7. Acknowledgements

Many thanks to John Border, Stuart Card, Tomaso de Cola, Vincent Roca, Lloyd Wood and Marie-Jose Montpetit for their help in writing this document.

8. IANA Considerations

This memo includes no request to IANA.

9. Security Considerations

Security considerations are inherent to any access network, and in particular SATCOM systems. The use of FEC or Network Coding in SATCOM also comes with risks (e.g., a single corrupted redundant packet may propagate to several flows when they are protected together in an Inter-Flow coding approach, see section Section 3). However this is not specific to the SATCOM use-case and this document does not further elaborate on it.

10. Informative References
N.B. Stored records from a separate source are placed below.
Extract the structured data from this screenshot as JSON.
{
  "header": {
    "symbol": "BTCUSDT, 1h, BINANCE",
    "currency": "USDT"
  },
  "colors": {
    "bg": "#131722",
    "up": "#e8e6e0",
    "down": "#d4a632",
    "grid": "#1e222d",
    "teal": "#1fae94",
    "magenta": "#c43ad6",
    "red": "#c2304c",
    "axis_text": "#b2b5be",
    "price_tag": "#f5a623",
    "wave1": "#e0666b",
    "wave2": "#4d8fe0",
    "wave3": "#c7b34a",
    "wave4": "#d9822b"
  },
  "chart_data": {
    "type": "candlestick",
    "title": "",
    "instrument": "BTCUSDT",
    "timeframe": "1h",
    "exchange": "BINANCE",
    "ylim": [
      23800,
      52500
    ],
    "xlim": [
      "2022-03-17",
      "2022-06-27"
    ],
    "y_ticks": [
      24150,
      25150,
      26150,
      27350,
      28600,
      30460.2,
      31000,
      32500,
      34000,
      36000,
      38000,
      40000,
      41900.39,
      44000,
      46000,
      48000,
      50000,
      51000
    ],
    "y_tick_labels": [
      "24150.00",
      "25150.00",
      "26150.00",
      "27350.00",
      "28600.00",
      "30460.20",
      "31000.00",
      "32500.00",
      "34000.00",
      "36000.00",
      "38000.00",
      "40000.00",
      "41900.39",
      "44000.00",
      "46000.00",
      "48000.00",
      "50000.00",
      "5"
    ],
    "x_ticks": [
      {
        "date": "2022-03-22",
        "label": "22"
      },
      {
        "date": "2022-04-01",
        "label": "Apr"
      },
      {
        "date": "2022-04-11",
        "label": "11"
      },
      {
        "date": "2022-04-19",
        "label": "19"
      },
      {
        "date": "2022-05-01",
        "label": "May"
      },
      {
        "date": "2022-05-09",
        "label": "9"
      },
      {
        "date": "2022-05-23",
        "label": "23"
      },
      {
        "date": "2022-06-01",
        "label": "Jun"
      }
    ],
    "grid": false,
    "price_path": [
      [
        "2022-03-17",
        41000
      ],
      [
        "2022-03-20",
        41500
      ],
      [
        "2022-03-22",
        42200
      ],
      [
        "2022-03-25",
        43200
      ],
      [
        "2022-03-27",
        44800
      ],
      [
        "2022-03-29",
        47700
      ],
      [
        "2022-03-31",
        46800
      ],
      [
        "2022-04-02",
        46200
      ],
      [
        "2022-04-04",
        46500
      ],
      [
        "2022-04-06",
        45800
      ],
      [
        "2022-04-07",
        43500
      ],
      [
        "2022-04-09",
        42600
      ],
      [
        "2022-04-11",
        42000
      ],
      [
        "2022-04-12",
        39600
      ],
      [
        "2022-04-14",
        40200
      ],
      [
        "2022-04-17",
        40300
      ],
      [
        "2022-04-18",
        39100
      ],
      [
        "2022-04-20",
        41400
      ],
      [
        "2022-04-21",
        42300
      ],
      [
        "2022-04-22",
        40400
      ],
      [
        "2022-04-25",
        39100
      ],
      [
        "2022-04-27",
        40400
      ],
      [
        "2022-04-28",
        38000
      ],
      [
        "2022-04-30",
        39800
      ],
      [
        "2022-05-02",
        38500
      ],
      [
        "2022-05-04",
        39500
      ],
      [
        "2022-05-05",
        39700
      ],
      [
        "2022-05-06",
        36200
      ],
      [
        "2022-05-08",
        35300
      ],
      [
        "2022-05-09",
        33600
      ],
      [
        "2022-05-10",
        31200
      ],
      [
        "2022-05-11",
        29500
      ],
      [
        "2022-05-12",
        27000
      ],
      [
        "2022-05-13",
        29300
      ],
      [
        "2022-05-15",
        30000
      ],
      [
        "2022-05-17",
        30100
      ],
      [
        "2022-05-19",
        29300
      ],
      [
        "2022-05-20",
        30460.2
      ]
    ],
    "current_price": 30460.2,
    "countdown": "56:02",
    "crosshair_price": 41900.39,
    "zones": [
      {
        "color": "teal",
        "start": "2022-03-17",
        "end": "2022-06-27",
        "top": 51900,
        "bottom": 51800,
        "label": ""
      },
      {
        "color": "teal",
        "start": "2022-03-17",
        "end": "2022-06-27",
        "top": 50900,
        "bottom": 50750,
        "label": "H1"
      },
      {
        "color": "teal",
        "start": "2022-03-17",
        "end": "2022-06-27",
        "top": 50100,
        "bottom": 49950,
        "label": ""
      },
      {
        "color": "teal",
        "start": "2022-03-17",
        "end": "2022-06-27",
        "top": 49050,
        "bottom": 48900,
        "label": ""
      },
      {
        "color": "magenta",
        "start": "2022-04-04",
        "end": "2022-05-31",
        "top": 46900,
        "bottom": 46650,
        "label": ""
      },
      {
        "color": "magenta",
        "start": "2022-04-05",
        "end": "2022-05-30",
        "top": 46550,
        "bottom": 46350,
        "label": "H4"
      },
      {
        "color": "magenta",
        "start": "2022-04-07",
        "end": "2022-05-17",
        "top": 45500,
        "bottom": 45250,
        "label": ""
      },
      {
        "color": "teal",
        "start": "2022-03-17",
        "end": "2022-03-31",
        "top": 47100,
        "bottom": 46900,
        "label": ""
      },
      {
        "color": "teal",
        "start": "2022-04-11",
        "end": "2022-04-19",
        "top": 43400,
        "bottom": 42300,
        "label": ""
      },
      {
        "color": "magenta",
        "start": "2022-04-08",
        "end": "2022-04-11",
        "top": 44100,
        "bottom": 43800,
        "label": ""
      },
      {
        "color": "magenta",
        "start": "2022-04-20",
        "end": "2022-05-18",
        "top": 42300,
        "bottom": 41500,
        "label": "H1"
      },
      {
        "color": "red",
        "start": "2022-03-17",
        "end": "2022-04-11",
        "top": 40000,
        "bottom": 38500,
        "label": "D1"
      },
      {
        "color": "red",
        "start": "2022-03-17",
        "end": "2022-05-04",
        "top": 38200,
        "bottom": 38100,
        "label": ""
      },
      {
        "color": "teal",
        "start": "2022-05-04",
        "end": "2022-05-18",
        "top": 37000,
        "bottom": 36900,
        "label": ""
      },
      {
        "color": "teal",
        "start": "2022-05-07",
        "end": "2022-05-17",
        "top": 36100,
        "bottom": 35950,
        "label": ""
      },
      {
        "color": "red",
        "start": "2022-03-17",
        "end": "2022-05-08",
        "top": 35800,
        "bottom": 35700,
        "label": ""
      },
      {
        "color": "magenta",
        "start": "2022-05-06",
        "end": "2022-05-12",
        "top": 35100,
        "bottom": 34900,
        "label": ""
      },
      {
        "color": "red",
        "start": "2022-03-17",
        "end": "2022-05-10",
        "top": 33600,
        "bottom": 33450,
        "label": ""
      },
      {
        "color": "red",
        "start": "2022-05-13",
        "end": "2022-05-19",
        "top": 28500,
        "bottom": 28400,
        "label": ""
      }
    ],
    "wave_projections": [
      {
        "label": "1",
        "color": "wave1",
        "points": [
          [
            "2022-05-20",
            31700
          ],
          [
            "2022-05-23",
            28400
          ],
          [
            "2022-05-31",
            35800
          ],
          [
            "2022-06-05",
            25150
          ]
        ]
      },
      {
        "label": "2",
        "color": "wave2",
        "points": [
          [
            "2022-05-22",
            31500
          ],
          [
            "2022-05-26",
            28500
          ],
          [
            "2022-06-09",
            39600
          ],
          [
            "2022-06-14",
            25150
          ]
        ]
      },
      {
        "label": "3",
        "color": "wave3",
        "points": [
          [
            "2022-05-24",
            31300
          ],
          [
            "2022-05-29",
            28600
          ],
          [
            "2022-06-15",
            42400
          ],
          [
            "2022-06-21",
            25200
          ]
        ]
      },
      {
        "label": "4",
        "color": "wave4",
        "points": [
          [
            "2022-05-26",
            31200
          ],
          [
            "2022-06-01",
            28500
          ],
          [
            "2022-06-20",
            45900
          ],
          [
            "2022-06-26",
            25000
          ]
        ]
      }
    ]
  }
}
[ASMS2010] De Cola, T. and et. al., "Demonstration at opening session of ASMS 2010", Advanced Satellite Multimedia Systems (ASMS) Conference , 2010.
[CCSDS-131.5-O-1] "Erasure correcting codes for use in near-earth and deep-space communications", CCSDS Experimental specification 131.5-0-1, 2014.
[ETSITR2017] , "Satellite Earth Stations and Systems (SES); Multi-link routing scheme in hybrid access network with heterogeneous links", ETSI TR 103 351, 2017.
[I-D.chin-nfvrg-cloud-5g-core-structure-yang] Chen, C. and Z. Pan, "Yang Data Model for Cloud Native 5G Core structure", Internet-Draft draft-chin-nfvrg-cloud-5g-core-structure-yang-00, December 2017.
[I-D.ietf-tcpm-converters] Bonaventure, O., Boucadair, M., Gundavelli, S., Seo, S. and B. Hesmans, "0-RTT TCP Convert Protocol", Internet-Draft draft-ietf-tcpm-converters-13, October 2019.
[I-D.vazquez-nfvrg-netcod-function-virtualization] Vazquez-Castro, M., Do-Duy, T., Romano, S. and A. Tulino, "Network Coding Function Virtualization", Internet-Draft draft-vazquez-nfvrg-netcod-function-virtualization-02, November 2017.
[RFC3135] Border, J., Kojo, M., Griner, J., Montenegro, G. and Z. Shelby, "Performance Enhancing Proxies Intended to Mitigate Link-Related Degradations", RFC 3135, DOI 10.17487/RFC3135, June 2001.
[RFC4838] Cerf, V., Burleigh, S., Hooke, A., Torgerson, L., Durst, R., Scott, K., Fall, K. and H. Weiss, "Delay-Tolerant Networking Architecture", RFC 4838, DOI 10.17487/RFC4838, April 2007.
[RFC5326] Ramadas, M., Burleigh, S. and S. Farrell, "Licklider Transmission Protocol - Specification", RFC 5326, DOI 10.17487/RFC5326, September 2008.
[RFC5740] Adamson, B., Bormann, C., Handley, M. and J. Macker, "NACK-Oriented Reliable Multicast (NORM) Transport Protocol", RFC 5740, DOI 10.17487/RFC5740, November 2009.
[RFC6726] Paila, T., Walsh, R., Luby, M., Roca, V. and R. Lehtonen, "FLUTE - File Delivery over Unidirectional Transport", RFC 6726, DOI 10.17487/RFC6726, November 2012.
[RFC8406] Adamson, B., Adjih, C., Bilbao, J., Firoiu, V., Fitzek, F., Ghanem, S., Lochin, E., Masucci, A., Montpetit, M-J., Pedersen, M., Peralta, G., Roca, V., Saxena, P. and S. Sivakumar, "Taxonomy of Coding Techniques for Efficient Network Communications", RFC 8406, DOI 10.17487/RFC8406, June 2018.
[SAT2017] Ahmed, T., Dubois, E., Dupe, JB., Ferrus, R., Gelard, P. and N. Kuhn, "Software-defined satellite cloud RAN", International Journal on Satellite Communnications and Networking vol. 36 -, 2017.
[SHINE] Pietro Romano, S. and et. al., "Secure Hybrid In Network caching Environment (SHINE) ESA project", ESA project , 2017 on-going.
[THAI15] Thai, T., Chaganti, V., Lochin, E., Lacan, J., Dubois, E. and P. Gelard, "Enabling E2E reliable communications with adaptive re-encoding over delay tolerant networks", Proceedings of the IEEE International Conference on Communications, June 2015.

Authors' Addresses

Nicolas Kuhn (editor) CNES 18 Avenue Edouard Belin Toulouse, 31400 France EMail:
Emmanuel Lochin (editor) ISAE-SUPAERO 10 Avenue Edouard Belin Toulouse, 31400 France EMail: